-- REQUIRED WORK --
Exact reproduction of all the data is needed.

-- INPUT DATA --
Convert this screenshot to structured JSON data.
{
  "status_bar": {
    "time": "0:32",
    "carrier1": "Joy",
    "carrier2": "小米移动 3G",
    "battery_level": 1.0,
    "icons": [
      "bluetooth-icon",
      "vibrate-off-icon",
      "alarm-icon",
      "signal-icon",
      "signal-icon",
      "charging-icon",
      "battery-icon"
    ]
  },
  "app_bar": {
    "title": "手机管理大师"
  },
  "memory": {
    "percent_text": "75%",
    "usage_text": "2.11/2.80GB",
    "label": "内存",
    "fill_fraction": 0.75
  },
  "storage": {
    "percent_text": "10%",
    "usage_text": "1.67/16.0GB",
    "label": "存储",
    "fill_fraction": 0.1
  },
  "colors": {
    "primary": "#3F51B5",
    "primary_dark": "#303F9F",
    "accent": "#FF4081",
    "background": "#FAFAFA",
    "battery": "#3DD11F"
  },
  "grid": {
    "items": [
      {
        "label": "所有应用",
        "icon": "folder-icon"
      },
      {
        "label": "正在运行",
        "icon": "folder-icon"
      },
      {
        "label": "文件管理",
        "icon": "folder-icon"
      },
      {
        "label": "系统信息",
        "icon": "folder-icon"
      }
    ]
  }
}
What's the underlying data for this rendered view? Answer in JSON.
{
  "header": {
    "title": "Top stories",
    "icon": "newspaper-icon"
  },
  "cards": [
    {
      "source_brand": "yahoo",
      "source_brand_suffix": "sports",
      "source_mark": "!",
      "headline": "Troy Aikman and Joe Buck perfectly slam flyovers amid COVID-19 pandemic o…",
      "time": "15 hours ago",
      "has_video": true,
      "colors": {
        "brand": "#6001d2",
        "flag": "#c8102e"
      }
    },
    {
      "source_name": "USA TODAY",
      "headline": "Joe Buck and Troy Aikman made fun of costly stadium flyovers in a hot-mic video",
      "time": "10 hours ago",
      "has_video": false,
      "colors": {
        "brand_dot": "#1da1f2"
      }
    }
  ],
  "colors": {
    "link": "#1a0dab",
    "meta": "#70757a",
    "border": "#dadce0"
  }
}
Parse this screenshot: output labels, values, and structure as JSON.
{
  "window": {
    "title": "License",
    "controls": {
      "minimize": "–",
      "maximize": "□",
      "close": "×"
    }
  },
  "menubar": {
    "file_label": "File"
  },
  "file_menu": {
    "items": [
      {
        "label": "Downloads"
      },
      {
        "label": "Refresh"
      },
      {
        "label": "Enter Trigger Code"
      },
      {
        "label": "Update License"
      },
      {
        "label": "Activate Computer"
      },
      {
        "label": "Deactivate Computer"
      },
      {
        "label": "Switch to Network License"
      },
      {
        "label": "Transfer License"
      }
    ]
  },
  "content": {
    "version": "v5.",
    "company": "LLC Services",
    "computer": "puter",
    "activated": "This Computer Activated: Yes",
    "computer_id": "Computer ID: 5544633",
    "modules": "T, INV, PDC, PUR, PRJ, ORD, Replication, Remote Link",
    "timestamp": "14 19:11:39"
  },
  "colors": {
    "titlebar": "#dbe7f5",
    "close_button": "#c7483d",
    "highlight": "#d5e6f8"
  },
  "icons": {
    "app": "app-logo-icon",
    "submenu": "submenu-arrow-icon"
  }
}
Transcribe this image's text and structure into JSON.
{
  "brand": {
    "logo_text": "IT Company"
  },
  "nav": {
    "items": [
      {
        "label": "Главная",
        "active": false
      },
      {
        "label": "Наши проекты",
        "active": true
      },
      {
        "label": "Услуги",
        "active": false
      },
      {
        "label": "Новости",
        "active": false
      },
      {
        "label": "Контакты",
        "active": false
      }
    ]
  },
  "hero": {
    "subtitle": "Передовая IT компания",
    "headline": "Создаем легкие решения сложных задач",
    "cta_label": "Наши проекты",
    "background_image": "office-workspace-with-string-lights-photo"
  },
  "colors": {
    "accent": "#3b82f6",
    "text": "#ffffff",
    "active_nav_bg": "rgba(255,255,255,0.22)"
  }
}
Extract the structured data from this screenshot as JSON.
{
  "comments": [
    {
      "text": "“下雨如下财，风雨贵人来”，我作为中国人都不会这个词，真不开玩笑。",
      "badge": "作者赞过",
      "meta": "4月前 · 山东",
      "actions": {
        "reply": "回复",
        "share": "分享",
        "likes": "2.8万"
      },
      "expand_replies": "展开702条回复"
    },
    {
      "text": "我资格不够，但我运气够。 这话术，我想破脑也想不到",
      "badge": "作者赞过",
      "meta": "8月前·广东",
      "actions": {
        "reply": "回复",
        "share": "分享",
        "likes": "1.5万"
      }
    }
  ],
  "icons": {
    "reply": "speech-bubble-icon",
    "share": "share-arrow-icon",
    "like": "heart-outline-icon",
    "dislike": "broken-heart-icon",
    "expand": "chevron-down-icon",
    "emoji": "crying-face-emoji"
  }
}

-- RESULT OF THE TASK --
Convert this screenshot to structured JSON data.
{
  "status_bar": {
    "time": "0:32",
    "carrier1": "Joy",
    "carrier2": "小米移动 3G",
    "battery_level": 1.0,
    "icons": [
      "bluetooth-icon",
      "vibrate-off-icon",
      "alarm-icon",
      "signal-icon",
      "signal-icon",
      "charging-icon",
      "battery-icon"
    ]
  },
  "app_bar": {
    "title": "手机管理大师"
  },
  "memory": {
    "percent_text": "75%",
    "usage_text": "2.11/2.80GB",
    "label": "内存",
    "fill_fraction": 0.75
  },
  "storage": {
    "percent_text": "10%",
    "usage_text": "1.67/16.0GB",
    "label": "存储",
    "fill_fraction": 0.1
  },
  "colors": {
    "primary": "#3F51B5",
    "primary_dark": "#303F9F",
    "accent": "#FF4081",
    "background": "#FAFAFA",
    "battery": "#3DD11F"
  },
  "grid": {
    "items": [
      {
        "label": "所有应用",
        "icon": "folder-icon"
      },
      {
        "label": "正在运行",
        "icon": "folder-icon"
      },
      {
        "label": "文件管理",
        "icon": "folder-icon"
      },
      {
        "label": "系统信息",
        "icon": "folder-icon"
      }
    ]
  }
}
What's the underlying data for this rendered view? Answer in JSON.
{
  "header": {
    "title": "Top stories",
    "icon": "newspaper-icon"
  },
  "cards": [
    {
      "source_brand": "yahoo",
      "source_brand_suffix": "sports",
      "source_mark": "!",
      "headline": "Troy Aikman and Joe Buck perfectly slam flyovers amid COVID-19 pandemic o…",
      "time": "15 hours ago",
      "has_video": true,
      "colors": {
        "brand": "#6001d2",
        "flag": "#c8102e"
      }
    },
    {
      "source_name": "USA TODAY",
      "headline": "Joe Buck and Troy Aikman made fun of costly stadium flyovers in a hot-mic video",
      "time": "10 hours ago",
      "has_video": false,
      "colors": {
        "brand_dot": "#1da1f2"
      }
    }
  ],
  "colors": {
    "link": "#1a0dab",
    "meta": "#70757a",
    "border": "#dadce0"
  }
}
Parse this screenshot: output labels, values, and structure as JSON.
{
  "window": {
    "title": "License",
    "controls": {
      "minimize": "–",
      "maximize": "□",
      "close": "×"
    }
  },
  "menubar": {
    "file_label": "File"
  },
  "file_menu": {
    "items": [
      {
        "label": "Downloads"
      },
      {
        "label": "Refresh"
      },
      {
        "label": "Enter Trigger Code"
      },
      {
        "label": "Update License"
      },
      {
        "label": "Activate Computer"
      },
      {
        "label": "Deactivate Computer"
      },
      {
        "label": "Switch to Network License"
      },
      {
        "label": "Transfer License"
      }
    ]
  },
  "content": {
    "version": "v5.",
    "company": "LLC Services",
    "computer": "puter",
    "activated": "This Computer Activated: Yes",
    "computer_id": "Computer ID: 5544633",
    "modules": "T, INV, PDC, PUR, PRJ, ORD, Replication, Remote Link",
    "timestamp": "14 19:11:39"
  },
  "colors": {
    "titlebar": "#dbe7f5",
    "close_button": "#c7483d",
    "highlight": "#d5e6f8"
  },
  "icons": {
    "app": "app-logo-icon",
    "submenu": "submenu-arrow-icon"
  }
}
Transcribe this image's text and structure into JSON.
{
  "brand": {
    "logo_text": "IT Company"
  },
  "nav": {
    "items": [
      {
        "label": "Главная",
        "active": false
      },
      {
        "label": "Наши проекты",
        "active": true
      },
      {
        "label": "Услуги",
        "active": false
      },
      {
        "label": "Новости",
        "active": false
      },
      {
        "label": "Контакты",
        "active": false
      }
    ]
  },
  "hero": {
    "subtitle": "Передовая IT компания",
    "headline": "Создаем легкие решения сложных задач",
    "cta_label": "Наши проекты",
    "background_image": "office-workspace-with-string-lights-photo"
  },
  "colors": {
    "accent": "#3b82f6",
    "text": "#ffffff",
    "active_nav_bg": "rgba(255,255,255,0.22)"
  }
}
Extract the structured data from this screenshot as JSON.
{
  "comments": [
    {
      "text": "“下雨如下财，风雨贵人来”，我作为中国人都不会这个词，真不开玩笑。",
      "badge": "作者赞过",
      "meta": "4月前 · 山东",
      "actions": {
        "reply": "回复",
        "share": "分享",
        "likes": "2.8万"
      },
      "expand_replies": "展开702条回复"
    },
    {
      "text": "我资格不够，但我运气够。 这话术，我想破脑也想不到",
      "badge": "作者赞过",
      "meta": "8月前·广东",
      "actions": {
        "reply": "回复",
        "share": "分享",
        "likes": "1.5万"
      }
    }
  ],
  "icons": {
    "reply": "speech-bubble-icon",
    "share": "share-arrow-icon",
    "like": "heart-outline-icon",
    "dislike": "broken-heart-icon",
    "expand": "chevron-down-icon",
    "emoji": "crying-face-emoji"
  }
}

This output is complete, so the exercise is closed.